The dollar continued to decline sharply ahead of Friday’s New York open as US yields continued to move rapidly lower. US non-farm payrolls increased 273,000 for February, well above consensus forecasts of 175,000 and the January figure was also revised higher to 273,000 from 225,000 with a second successive solid increase in construction jobs. The dollar gained some relief, although the impact was limited as markets were still focussed on coronavirus fears as wider volatility increased.
The Euro dipped lower in late trading with a move below 1.1300 on dollar short covering after earlier 8-month highs just above 1.1350. Overall, the US registered its worst week since May 2016 with a slide of more than 2%.
CFTC data recorded a notable decline in short, speculative Euro positions for the week and there will have been a further decline since the data was compiled, but overall positioning will still tend to erode dollar support. Over the weekend, oil prices collapsed to 4-year lows following the breakdown in OPEC production curbs and start of a price war. The slide triggered further major turbulence with commodity currencies under heavy pressure and wider risk aversion. The Euro gained fresh support at the Asian open despite a surge in fear surrounding the situation in Italy as quarantine rules were tightened. A wider stampede into defensive assets underpinned the single currency with the dollar under pressure at 16-month lows amid increased speculation that the Federal Reserve would have to sanction a further emergency rate cut. The Euro strengthened to 13-month highs near 1.1500 before a correction to 1.1400 with markets braced for further very volatile conditions.

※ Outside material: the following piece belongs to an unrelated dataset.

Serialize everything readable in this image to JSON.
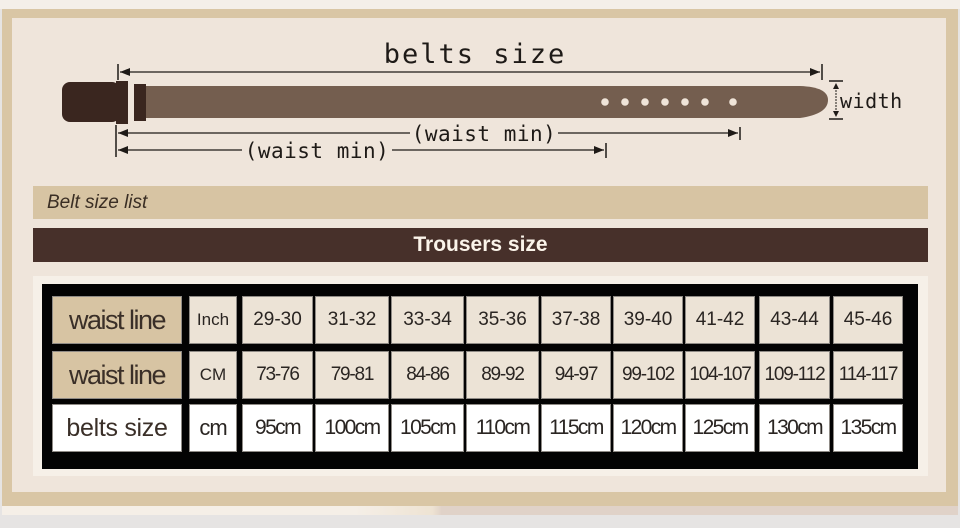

US equity futures remained under sustained pressure ahead of the New York open with the S&P 500 index declining over 2.5% while the 10-year bond yields declined to below 0.75%. The dollar remained under pressure with a slide to 105.00.
There was speculation that the Bank of Japan would intervene to block further yen gains which triggered an element of caution, but the dollar struggled to make significant headway. As equities pared losses, the dollar settled around 105.35. CFTC data continued to record a net short yen position of over 40,000 contracts, maintaining the potential for short covering
Risk appetite declined very sharply again over the weekend with the dollar opening below 104.50. As oil prices crashed to below $30 p/b, there was a fresh increase in fear and rapid decline in equities as the Nikkei 225 index declined to 14-month lows below 20,000 on Japan recession fears and wider concerns over the global outlook. US equity futures were also suspended after they hit limit down. The yen surged as fear dominated and the dollar slumped to 3-year lows below 102.00 before a tentative recovery on potential intervention as Japanese Finance Minister Aso warned against yen strength.
Sterling maintained a firm tone during Friday, primarily due to underlying US dollar weakness and broke above the 1.3000 level for the first time in over a week. With the Bank of England holding off from an immediate cut in interest rates, overall yield spreads underpinned Sterling demand. A government spokesman stated that this week’s budget would set out considerable investment which helped underpin the currency, although global events tended to dominate as volatility increased sharply. The UK currency held above 1.3000 against the dollar and the Euro retreated to near 0.8650 late in the US session. The slide in oil prices and very weak risk appetite will tend to erode Sterling support with renewed pressure for Bank of England rate cuts. Sterling held firm above 1.3100 against the dollar, but the Euro made net gains to around 0.8720.
Higher Swiss currency reserves increased maintained expectations that the National Bank intervened to curb franc strength.
There were also concerns over a coronavirus outbreak in Italy and the Swiss currency secured further defensive support.
The Euro declined to below 1.0600 with the dollar at 2-year lows around 0.9370. The surge in demand for defensive assets triggered strong demand for the Swiss franc on Monday with the Euro dipping to 4-year lows near 1.05 before a recovery while the dollar also briefly hit 4-year lows around 0.9200 before a slight recovery.